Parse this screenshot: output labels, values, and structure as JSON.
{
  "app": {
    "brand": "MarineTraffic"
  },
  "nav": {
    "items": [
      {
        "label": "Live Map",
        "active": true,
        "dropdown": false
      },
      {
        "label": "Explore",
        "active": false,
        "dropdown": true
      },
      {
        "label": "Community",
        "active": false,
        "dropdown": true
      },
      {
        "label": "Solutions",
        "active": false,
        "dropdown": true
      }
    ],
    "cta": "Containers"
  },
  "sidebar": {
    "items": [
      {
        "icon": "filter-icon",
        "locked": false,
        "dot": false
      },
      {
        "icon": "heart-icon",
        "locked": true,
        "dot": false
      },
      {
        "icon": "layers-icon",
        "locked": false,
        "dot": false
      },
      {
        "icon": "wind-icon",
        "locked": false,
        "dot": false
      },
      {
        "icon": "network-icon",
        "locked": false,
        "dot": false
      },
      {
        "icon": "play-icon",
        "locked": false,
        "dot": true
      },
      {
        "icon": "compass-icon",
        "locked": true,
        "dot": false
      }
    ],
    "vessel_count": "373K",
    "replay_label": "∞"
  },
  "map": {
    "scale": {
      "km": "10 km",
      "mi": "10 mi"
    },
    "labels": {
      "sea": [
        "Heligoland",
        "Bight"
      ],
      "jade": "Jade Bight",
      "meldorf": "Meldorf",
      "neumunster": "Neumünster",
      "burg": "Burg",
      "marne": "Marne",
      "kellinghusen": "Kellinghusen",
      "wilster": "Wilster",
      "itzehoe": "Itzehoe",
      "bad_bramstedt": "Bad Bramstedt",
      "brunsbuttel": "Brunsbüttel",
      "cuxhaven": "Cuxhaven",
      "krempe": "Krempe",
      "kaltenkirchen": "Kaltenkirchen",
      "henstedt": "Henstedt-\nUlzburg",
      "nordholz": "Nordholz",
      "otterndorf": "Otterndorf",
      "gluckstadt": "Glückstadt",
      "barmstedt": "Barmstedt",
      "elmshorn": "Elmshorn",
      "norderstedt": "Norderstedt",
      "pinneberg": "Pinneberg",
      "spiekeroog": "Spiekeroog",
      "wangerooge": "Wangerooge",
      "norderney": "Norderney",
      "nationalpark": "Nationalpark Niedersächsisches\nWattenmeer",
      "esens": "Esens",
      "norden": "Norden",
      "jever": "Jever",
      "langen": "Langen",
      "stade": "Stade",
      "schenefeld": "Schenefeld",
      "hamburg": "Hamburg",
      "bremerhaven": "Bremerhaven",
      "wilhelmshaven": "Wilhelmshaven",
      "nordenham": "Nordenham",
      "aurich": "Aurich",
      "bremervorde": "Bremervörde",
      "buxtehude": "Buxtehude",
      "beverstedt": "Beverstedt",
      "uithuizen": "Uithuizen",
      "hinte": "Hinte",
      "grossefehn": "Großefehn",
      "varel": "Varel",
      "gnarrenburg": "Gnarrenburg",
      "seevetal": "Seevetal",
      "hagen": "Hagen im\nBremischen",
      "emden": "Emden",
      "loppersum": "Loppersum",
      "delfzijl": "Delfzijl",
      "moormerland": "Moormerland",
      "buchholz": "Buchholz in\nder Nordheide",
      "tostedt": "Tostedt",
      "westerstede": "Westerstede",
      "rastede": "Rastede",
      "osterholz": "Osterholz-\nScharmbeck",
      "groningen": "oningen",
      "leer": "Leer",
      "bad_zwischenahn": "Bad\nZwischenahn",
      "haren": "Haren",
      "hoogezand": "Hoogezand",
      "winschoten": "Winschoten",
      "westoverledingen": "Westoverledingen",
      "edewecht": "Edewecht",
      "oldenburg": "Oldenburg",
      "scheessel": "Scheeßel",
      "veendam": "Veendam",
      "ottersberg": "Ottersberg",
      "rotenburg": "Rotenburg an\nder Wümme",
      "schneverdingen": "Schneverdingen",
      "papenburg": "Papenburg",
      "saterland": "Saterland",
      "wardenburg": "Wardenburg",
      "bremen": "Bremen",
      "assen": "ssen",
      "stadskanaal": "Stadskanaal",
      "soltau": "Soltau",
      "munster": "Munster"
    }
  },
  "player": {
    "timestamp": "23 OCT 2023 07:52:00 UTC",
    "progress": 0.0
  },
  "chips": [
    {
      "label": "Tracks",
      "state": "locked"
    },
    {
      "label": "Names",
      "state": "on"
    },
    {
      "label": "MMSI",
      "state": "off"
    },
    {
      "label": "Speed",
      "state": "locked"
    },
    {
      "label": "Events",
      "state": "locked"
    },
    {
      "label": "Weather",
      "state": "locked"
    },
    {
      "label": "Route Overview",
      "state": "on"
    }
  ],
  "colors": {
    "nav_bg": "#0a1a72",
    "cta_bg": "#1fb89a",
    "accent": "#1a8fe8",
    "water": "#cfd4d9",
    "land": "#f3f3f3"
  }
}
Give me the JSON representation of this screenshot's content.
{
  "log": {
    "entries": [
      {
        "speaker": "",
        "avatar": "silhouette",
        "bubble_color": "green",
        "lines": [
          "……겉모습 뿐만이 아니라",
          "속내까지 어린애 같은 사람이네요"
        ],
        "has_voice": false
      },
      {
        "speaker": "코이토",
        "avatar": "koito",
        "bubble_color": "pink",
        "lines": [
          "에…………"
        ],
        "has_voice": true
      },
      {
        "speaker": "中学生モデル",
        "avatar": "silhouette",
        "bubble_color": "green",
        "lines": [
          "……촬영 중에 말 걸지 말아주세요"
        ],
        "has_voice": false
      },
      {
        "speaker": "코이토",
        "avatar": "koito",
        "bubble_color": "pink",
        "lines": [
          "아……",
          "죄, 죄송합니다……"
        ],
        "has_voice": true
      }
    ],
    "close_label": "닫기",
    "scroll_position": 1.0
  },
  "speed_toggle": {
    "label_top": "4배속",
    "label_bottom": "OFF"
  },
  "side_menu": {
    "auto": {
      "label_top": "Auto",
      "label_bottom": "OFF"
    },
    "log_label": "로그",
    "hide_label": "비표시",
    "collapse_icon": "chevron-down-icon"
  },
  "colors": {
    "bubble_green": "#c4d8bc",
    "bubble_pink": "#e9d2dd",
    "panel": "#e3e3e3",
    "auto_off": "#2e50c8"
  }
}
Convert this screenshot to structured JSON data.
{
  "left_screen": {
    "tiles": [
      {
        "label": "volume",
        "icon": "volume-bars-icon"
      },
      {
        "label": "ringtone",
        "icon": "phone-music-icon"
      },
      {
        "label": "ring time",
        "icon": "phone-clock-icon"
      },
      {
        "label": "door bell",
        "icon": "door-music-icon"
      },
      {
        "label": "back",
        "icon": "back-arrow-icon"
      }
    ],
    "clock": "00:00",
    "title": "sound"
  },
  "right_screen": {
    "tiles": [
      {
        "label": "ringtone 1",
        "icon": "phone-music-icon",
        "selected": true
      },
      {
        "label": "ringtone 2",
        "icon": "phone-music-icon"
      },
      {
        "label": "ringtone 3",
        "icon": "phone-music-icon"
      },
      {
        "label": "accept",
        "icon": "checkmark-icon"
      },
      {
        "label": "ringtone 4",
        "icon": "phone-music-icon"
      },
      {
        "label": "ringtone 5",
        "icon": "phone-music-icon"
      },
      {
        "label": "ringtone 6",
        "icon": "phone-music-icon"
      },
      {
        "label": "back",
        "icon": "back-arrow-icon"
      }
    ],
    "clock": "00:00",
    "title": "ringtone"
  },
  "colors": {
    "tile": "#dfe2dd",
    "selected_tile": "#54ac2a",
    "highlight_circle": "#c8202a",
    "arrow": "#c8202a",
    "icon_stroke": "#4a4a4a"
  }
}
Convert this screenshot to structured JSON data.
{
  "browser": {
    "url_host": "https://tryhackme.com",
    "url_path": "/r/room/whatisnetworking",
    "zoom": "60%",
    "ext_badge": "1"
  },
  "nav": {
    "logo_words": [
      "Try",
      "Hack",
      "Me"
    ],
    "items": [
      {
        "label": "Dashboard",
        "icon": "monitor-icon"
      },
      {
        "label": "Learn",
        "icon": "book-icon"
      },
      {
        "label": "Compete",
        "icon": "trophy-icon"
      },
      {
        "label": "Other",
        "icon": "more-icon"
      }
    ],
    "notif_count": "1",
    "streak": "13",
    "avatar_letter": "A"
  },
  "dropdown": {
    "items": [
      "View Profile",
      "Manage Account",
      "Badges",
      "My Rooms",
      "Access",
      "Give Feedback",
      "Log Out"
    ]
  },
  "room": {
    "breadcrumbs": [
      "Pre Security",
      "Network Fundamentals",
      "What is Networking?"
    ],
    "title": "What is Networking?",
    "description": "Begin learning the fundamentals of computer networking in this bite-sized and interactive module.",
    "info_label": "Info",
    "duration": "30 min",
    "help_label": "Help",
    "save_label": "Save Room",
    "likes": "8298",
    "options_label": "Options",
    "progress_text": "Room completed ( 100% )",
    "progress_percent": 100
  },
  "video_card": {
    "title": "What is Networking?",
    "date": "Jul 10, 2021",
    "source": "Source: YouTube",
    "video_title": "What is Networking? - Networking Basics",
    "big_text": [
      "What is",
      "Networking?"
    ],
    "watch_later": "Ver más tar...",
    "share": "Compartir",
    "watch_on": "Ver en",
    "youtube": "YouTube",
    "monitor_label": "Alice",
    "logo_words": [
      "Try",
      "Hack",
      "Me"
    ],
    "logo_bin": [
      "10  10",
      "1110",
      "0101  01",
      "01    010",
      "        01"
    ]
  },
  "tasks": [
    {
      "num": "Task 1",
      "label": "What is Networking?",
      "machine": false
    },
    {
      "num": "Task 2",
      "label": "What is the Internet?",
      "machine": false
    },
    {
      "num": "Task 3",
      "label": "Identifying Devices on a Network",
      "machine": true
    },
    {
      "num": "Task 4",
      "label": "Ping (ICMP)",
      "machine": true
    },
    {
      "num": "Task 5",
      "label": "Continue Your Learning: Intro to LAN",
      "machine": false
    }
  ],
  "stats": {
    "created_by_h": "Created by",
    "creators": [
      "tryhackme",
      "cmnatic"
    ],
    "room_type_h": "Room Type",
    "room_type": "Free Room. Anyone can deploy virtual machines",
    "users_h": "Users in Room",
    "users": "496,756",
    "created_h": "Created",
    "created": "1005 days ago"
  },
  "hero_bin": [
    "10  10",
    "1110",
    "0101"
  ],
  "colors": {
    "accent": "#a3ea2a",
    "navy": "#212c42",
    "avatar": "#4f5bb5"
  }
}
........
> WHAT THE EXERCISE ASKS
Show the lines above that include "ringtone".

> WORKED SOLUTION
        "label": "ringtone",
        "label": "ringtone 1",
        "label": "ringtone 2",
        "label": "ringtone 3",
        "label": "ringtone 4",
        "label": "ringtone 5",
        "label": "ringtone 6",
    "title": "ringtone"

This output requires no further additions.